**Data extracts**
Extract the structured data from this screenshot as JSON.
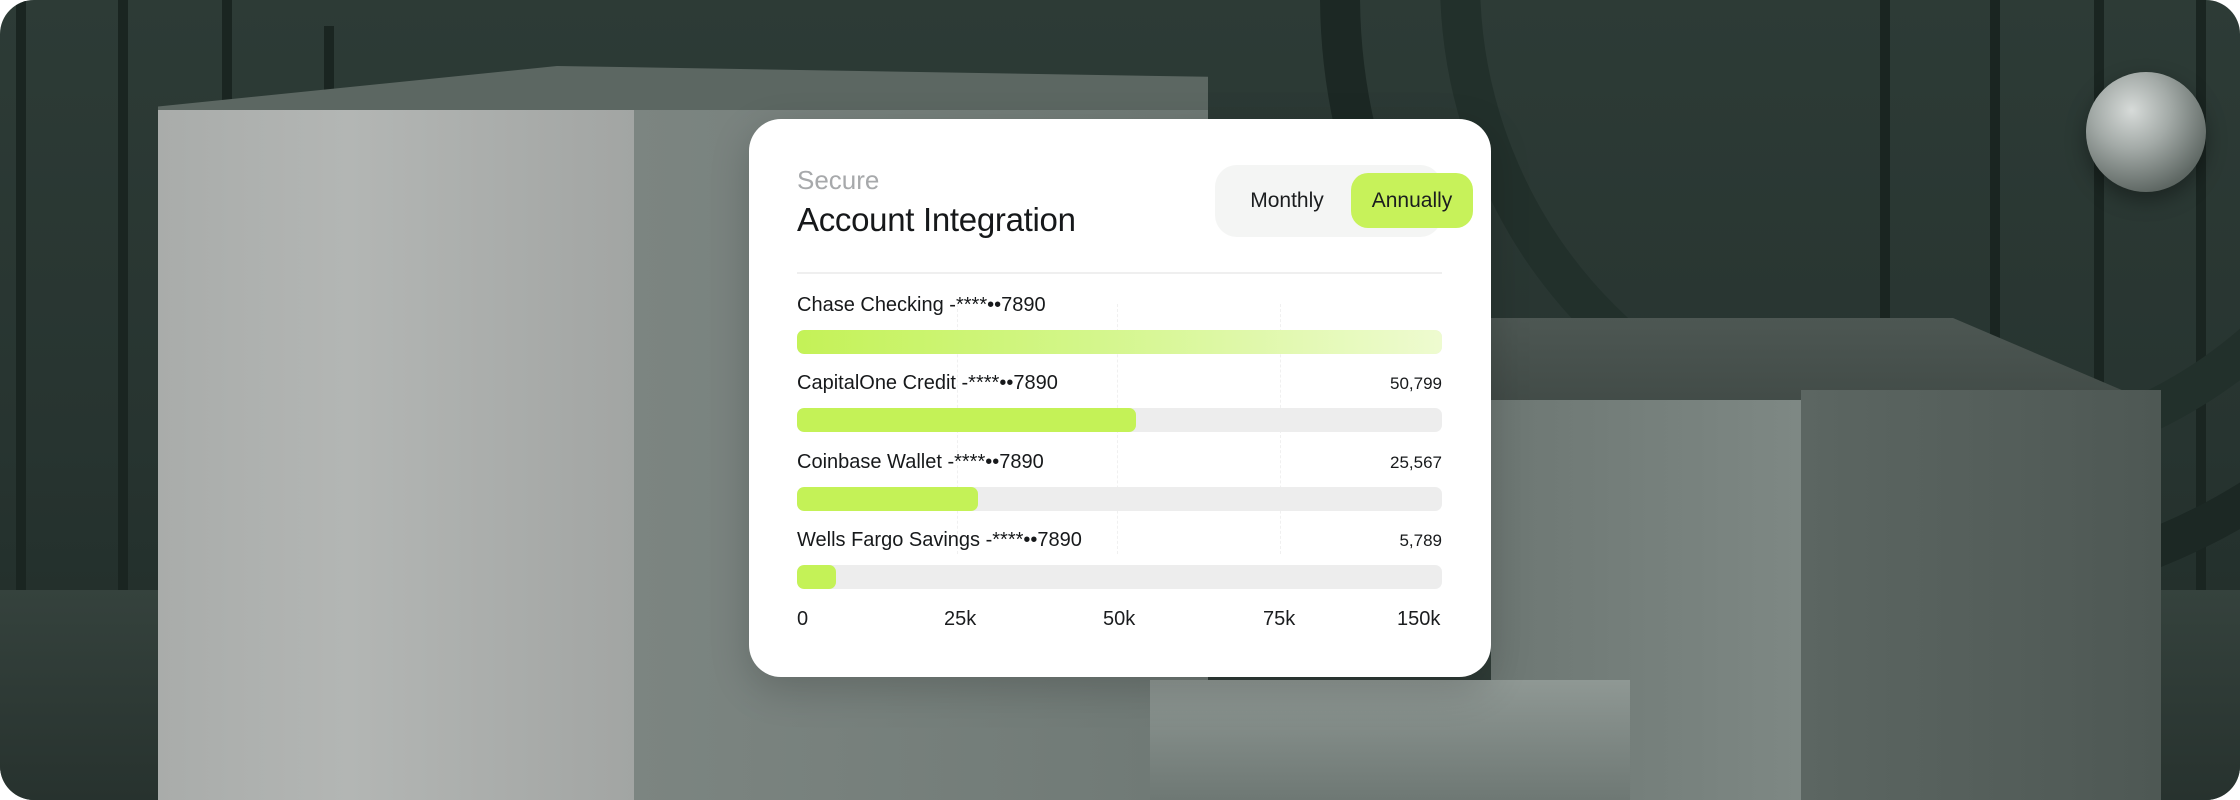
{
  "card": {
    "eyebrow": "Secure",
    "title": "Account Integration",
    "toggle": {
      "options": [
        "Monthly",
        "Annually"
      ],
      "selected": "Annually"
    },
    "accounts": [
      {
        "name": "Chase Checking -****••7890",
        "value": "",
        "level": 1.0
      },
      {
        "name": "CapitalOne Credit -****••7890",
        "value": "50,799",
        "level": 0.525
      },
      {
        "name": "Coinbase Wallet -****••7890",
        "value": "25,567",
        "level": 0.28
      },
      {
        "name": "Wells Fargo Savings -****••7890",
        "value": "5,789",
        "level": 0.06
      }
    ],
    "axis_ticks": [
      "0",
      "25k",
      "50k",
      "75k",
      "150k"
    ]
  },
  "colors": {
    "accent": "#c4f257",
    "card_bg": "#ffffff",
    "scene_bg": "#2d3b36"
  }
}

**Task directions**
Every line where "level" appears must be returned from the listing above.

**Output of the task**
        "level": 1.0
        "level": 0.525
        "level": 0.28
        "level": 0.06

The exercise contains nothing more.